HAVERHILL — In a 7-2 vote, the City Council on Tuesday night approved Mayor James Fiorentini’s $201 million dollar city budget for the 2019-2020 fiscal year.
Fiorentini said his budget increases the school budget by $4.8 million over last year; fully funds everything the school department sought — including free, all-day kindergarten; provides free breakfast and lunch for all students; and hires four new teachers to lower class size.
He said the budget also provides for a cleaner downtown, with a maintenance worker going from part-time to full-time, provides additional overtime in inspectional services to crack down on illegal construction, allow for the hiring of one highway department worker, and allow the city to repave twice as many streets as in the past.
“At the urging of Councilor (Michael) McGonagle and all the other city councilors, we added a sergeant to the police department that will assist us in doing a better job cracking down on speeders throughout the city,” Fiorentini said.
Referring to recent communications from parents who have reached out to city council members to ask for the hiring of additional school maintenance workers, the mayor said the hiring of more maintenance workers (tradespeople) was not a request of the school superintendent or the School Committee, and that hiring more was the “wrong way to go.”
Fiorentini said his proposal for addressing school maintenance avoids upwards of $500,000 in the annual cost of additional maintenance workers by continuing to outsource, calling in trade experts as needed, in addition to the current staff of four tradespeople and a supervisor.
The approved budget will allow for the hiring of a city/school building maintenance director, with a start date of next January, and one HVAC (heating, ventilation and air conditioning) expert.
Fiorentini said the salary of a new HVAC employee would be split between the city and the school department. However, the school portion requires the approval of the School Committee. The mayor said he was told by School Superintendent Margaret Marotta that the biggest maintenance backlog is with HVAC systems.
At the request of Councilor Melinda Barrett, $60,000 will be transferred from the city’s tree planting budget to the school department, so it can hire an extra maintenance worker, if that’s what the school department wants to do, the mayor said.
City Auditor/Finance Director Charles Benevento explained that a reallocation of $90,000 from the city’s snow and ice budget would go to fund a half-year’s salary for the new directorship position and pay the city’s half-share of the HVAC expert.

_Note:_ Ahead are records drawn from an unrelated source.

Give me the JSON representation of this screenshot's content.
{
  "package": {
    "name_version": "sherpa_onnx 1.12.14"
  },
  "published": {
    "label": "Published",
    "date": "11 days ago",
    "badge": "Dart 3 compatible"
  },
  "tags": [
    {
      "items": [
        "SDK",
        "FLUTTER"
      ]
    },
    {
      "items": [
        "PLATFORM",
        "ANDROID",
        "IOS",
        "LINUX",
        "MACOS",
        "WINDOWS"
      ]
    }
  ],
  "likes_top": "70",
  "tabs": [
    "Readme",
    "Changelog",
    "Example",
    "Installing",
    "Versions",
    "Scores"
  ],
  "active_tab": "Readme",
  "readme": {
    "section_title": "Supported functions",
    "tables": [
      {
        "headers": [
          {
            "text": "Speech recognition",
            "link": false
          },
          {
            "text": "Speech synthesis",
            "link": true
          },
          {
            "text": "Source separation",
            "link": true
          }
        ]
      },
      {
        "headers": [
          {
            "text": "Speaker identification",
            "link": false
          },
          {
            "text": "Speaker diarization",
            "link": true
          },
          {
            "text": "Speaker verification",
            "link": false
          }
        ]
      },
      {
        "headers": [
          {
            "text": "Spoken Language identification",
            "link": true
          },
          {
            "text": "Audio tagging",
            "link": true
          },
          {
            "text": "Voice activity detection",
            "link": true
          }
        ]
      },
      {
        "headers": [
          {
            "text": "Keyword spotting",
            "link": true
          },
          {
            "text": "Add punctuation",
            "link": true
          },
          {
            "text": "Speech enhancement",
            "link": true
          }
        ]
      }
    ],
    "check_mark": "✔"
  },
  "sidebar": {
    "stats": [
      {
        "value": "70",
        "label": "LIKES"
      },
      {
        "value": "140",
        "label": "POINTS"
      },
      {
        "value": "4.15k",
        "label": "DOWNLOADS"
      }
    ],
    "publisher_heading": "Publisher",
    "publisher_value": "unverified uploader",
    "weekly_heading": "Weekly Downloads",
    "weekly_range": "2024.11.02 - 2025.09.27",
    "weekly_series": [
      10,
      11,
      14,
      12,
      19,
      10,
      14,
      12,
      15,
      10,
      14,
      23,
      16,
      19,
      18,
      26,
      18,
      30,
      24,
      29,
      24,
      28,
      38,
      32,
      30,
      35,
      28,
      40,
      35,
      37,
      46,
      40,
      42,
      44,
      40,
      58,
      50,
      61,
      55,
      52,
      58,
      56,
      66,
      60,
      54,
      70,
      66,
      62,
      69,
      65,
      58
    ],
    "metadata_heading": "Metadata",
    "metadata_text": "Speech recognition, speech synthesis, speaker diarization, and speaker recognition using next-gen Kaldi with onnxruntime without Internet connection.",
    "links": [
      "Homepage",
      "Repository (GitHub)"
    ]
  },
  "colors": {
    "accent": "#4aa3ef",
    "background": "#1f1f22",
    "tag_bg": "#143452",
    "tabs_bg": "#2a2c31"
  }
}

Councilors Joseph Bevilacqua, Melinda Barrett, Colin LePage, Tom Sullivan, William Macek, Mary Ellen Daly O’Brien and Michael McGonagle voted to approve the budget. Councilor Tim Jordan and Council President John Michitson voted in opposition.
Sullivan told the mayor that he liked the idea of hiring a building maintenance director who will take ownership of the day-to-day functioning of the maintenance of the buildings.
“It’s not going to be an easy job or a cushy one,” Sullivan said. “If we don’t carry through with a short- and long-term plan, we’ll only continue to have this discussion in the years ahead.”
Jordan argued with the mayor over the school building maintenance staffing level, citing reports and standards that he said call for a minimum of nine maintenance workers, which he referred to as a level of “unkempt neglect” based on square footage of the city’s 17 school buildings.